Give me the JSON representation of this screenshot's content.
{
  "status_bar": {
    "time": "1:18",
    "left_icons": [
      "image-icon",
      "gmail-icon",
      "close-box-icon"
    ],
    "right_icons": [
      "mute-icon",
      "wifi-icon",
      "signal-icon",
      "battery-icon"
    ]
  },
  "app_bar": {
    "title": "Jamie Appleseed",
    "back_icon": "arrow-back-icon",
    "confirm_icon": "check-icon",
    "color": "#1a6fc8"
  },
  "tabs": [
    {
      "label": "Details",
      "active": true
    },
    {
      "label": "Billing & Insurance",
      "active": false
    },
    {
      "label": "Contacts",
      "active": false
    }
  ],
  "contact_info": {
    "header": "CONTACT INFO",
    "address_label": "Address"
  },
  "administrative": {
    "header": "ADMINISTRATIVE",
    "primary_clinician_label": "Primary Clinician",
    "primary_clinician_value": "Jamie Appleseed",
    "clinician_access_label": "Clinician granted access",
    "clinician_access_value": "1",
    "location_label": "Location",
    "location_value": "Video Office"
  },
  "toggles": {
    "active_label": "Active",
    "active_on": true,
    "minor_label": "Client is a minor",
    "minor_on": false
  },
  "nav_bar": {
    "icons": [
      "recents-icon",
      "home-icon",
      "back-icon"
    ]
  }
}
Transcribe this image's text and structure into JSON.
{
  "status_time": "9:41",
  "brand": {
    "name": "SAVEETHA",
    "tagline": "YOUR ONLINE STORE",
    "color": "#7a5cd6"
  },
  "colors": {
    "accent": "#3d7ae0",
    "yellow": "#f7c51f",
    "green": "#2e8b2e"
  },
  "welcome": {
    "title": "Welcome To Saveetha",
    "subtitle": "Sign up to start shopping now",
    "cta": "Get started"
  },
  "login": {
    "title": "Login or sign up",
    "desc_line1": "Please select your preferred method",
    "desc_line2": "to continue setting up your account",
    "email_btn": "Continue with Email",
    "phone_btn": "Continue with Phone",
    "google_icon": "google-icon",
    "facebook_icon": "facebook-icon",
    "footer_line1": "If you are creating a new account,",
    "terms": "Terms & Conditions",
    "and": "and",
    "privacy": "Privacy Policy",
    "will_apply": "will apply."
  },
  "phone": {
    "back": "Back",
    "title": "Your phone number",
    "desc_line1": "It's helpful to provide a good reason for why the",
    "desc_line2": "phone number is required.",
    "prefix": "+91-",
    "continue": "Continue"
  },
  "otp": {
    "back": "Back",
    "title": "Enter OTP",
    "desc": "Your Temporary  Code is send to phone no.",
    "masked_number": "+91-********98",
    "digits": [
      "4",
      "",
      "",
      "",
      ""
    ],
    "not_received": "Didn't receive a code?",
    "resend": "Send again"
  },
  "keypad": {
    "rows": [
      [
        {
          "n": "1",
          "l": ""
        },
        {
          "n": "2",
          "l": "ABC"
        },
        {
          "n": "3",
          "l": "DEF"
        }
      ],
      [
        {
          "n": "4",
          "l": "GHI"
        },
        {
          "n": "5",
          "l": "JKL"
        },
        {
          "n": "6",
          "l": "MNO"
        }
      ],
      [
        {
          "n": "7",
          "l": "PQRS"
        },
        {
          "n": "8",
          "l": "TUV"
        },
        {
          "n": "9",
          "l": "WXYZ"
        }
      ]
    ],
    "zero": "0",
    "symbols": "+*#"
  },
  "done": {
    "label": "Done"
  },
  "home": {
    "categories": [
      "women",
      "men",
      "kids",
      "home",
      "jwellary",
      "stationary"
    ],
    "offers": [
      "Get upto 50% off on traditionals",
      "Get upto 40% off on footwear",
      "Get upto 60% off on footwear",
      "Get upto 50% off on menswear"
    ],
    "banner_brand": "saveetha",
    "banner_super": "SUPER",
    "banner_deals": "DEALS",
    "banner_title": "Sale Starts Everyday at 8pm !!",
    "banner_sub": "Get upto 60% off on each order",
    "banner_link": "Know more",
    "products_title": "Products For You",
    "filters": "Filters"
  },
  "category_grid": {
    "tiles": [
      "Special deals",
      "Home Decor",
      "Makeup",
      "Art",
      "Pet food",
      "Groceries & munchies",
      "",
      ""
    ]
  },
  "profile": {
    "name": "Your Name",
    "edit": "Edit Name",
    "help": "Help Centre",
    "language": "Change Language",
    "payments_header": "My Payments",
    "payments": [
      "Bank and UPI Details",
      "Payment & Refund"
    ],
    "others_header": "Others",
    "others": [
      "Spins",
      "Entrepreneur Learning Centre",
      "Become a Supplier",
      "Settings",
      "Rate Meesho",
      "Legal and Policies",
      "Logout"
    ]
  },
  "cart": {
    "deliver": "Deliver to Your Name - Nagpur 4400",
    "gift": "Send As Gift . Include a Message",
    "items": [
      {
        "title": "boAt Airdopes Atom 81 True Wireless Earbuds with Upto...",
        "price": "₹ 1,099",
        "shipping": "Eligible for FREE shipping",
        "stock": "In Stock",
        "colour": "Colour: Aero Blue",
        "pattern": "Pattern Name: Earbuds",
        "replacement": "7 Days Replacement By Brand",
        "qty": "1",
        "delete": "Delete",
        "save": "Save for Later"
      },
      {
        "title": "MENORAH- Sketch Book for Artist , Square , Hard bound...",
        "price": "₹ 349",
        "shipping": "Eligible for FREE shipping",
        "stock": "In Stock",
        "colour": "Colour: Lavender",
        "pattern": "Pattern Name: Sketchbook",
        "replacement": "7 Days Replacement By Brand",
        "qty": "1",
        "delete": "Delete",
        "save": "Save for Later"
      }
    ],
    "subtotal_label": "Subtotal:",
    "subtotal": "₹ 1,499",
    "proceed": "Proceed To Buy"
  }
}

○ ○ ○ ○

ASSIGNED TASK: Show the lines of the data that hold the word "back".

RESPONSE:
    "back_icon": "arrow-back-icon",
      "back-icon"
    "back": "Back",
    "back": "Back",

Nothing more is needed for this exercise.